** PROVIDED RECORDS follows **
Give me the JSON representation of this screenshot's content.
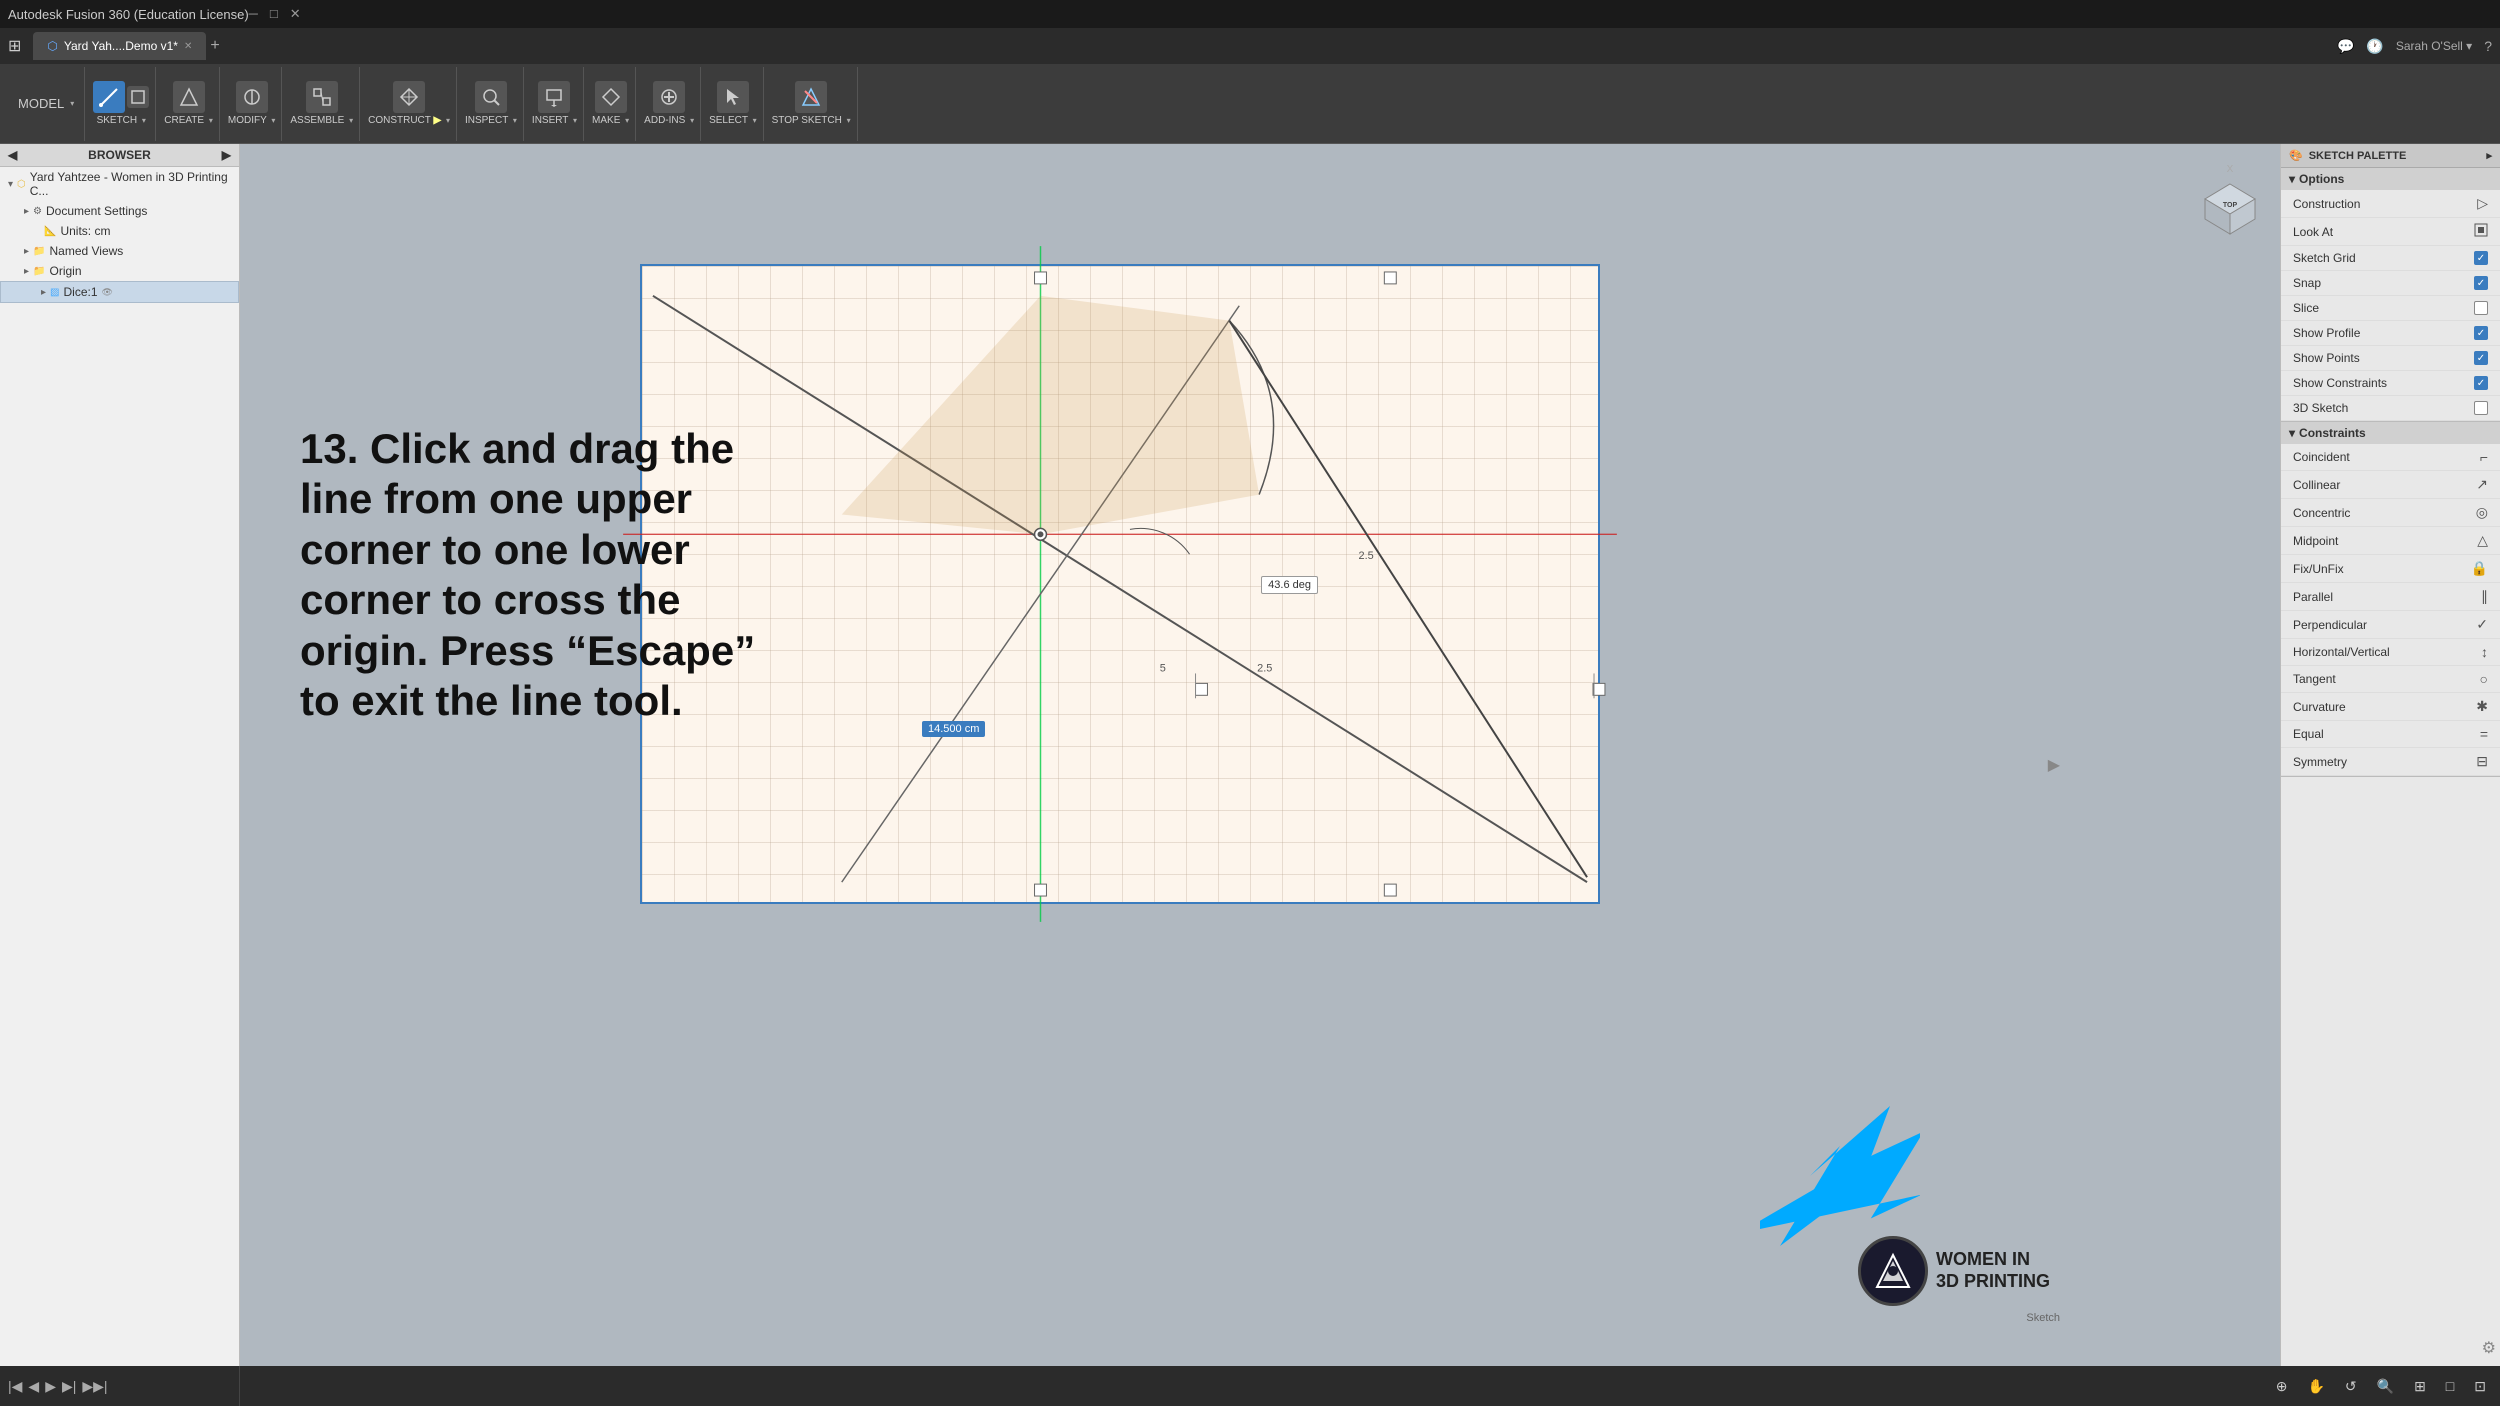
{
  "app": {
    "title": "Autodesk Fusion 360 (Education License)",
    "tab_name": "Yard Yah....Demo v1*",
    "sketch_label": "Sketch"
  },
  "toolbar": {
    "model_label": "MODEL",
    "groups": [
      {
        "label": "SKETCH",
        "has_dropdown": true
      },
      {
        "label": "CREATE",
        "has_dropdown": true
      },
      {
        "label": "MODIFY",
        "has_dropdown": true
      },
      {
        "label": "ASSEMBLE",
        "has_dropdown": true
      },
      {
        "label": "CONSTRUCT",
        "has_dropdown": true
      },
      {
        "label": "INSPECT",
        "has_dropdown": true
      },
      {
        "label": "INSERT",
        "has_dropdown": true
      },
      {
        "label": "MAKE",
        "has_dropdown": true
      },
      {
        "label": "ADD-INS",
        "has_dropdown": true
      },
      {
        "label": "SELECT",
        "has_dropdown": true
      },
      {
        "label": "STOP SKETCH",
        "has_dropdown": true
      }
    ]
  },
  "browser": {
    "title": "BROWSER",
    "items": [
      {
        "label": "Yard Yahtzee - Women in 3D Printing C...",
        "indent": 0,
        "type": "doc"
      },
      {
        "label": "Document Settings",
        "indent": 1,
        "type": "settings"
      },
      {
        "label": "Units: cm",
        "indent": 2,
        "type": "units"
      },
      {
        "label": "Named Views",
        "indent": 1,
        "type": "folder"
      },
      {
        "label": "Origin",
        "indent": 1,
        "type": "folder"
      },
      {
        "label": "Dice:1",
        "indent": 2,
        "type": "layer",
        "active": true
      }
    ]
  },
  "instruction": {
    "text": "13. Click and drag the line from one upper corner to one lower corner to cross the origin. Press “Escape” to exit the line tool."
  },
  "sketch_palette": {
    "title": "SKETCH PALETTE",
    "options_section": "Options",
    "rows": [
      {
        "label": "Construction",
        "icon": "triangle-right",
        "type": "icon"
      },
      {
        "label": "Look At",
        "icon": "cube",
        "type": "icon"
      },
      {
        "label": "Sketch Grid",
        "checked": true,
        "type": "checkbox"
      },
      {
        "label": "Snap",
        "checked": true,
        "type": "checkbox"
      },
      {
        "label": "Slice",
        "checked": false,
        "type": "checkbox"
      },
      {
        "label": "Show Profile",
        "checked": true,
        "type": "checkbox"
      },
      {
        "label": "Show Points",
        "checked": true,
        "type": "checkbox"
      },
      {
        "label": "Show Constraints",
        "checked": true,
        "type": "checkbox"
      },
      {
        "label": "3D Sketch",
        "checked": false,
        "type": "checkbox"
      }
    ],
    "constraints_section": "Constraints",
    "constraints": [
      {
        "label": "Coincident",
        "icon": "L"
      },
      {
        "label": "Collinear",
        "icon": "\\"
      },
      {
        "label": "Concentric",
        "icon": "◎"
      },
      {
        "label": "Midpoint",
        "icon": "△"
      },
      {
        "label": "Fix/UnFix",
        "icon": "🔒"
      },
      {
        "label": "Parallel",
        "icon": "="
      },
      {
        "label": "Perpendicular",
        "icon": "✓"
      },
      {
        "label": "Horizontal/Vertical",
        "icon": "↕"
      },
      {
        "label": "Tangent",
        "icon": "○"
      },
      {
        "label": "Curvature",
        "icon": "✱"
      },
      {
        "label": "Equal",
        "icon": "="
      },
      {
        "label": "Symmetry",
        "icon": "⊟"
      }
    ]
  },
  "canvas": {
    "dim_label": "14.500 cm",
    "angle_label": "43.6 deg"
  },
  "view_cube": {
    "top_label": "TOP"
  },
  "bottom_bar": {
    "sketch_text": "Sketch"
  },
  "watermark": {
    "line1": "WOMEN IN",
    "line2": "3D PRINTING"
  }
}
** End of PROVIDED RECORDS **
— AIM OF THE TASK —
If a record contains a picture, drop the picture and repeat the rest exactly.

— RESULT OF THE EXERCISE —
Give me the JSON representation of this screenshot's content.
{
  "app": {
    "title": "Autodesk Fusion 360 (Education License)",
    "tab_name": "Yard Yah....Demo v1*",
    "sketch_label": "Sketch"
  },
  "toolbar": {
    "model_label": "MODEL",
    "groups": [
      {
        "label": "SKETCH",
        "has_dropdown": true
      },
      {
        "label": "CREATE",
        "has_dropdown": true
      },
      {
        "label": "MODIFY",
        "has_dropdown": true
      },
      {
        "label": "ASSEMBLE",
        "has_dropdown": true
      },
      {
        "label": "CONSTRUCT",
        "has_dropdown": true
      },
      {
        "label": "INSPECT",
        "has_dropdown": true
      },
      {
        "label": "INSERT",
        "has_dropdown": true
      },
      {
        "label": "MAKE",
        "has_dropdown": true
      },
      {
        "label": "ADD-INS",
        "has_dropdown": true
      },
      {
        "label": "SELECT",
        "has_dropdown": true
      },
      {
        "label": "STOP SKETCH",
        "has_dropdown": true
      }
    ]
  },
  "browser": {
    "title": "BROWSER",
    "items": [
      {
        "label": "Yard Yahtzee - Women in 3D Printing C...",
        "indent": 0,
        "type": "doc"
      },
      {
        "label": "Document Settings",
        "indent": 1,
        "type": "settings"
      },
      {
        "label": "Units: cm",
        "indent": 2,
        "type": "units"
      },
      {
        "label": "Named Views",
        "indent": 1,
        "type": "folder"
      },
      {
        "label": "Origin",
        "indent": 1,
        "type": "folder"
      },
      {
        "label": "Dice:1",
        "indent": 2,
        "type": "layer",
        "active": true
      }
    ]
  },
  "instruction": {
    "text": "13. Click and drag the line from one upper corner to one lower corner to cross the origin. Press “Escape” to exit the line tool."
  },
  "sketch_palette": {
    "title": "SKETCH PALETTE",
    "options_section": "Options",
    "rows": [
      {
        "label": "Construction",
        "icon": "triangle-right",
        "type": "icon"
      },
      {
        "label": "Look At",
        "icon": "cube",
        "type": "icon"
      },
      {
        "label": "Sketch Grid",
        "checked": true,
        "type": "checkbox"
      },
      {
        "label": "Snap",
        "checked": true,
        "type": "checkbox"
      },
      {
        "label": "Slice",
        "checked": false,
        "type": "checkbox"
      },
      {
        "label": "Show Profile",
        "checked": true,
        "type": "checkbox"
      },
      {
        "label": "Show Points",
        "checked": true,
        "type": "checkbox"
      },
      {
        "label": "Show Constraints",
        "checked": true,
        "type": "checkbox"
      },
      {
        "label": "3D Sketch",
        "checked": false,
        "type": "checkbox"
      }
    ],
    "constraints_section": "Constraints",
    "constraints": [
      {
        "label": "Coincident",
        "icon": "L"
      },
      {
        "label": "Collinear",
        "icon": "\\"
      },
      {
        "label": "Concentric",
        "icon": "◎"
      },
      {
        "label": "Midpoint",
        "icon": "△"
      },
      {
        "label": "Fix/UnFix",
        "icon": "🔒"
      },
      {
        "label": "Parallel",
        "icon": "="
      },
      {
        "label": "Perpendicular",
        "icon": "✓"
      },
      {
        "label": "Horizontal/Vertical",
        "icon": "↕"
      },
      {
        "label": "Tangent",
        "icon": "○"
      },
      {
        "label": "Curvature",
        "icon": "✱"
      },
      {
        "label": "Equal",
        "icon": "="
      },
      {
        "label": "Symmetry",
        "icon": "⊟"
      }
    ]
  },
  "canvas": {
    "dim_label": "14.500 cm",
    "angle_label": "43.6 deg"
  },
  "view_cube": {
    "top_label": "TOP"
  },
  "bottom_bar": {
    "sketch_text": "Sketch"
  },
  "watermark": {
    "line1": "WOMEN IN",
    "line2": "3D PRINTING"
  }
}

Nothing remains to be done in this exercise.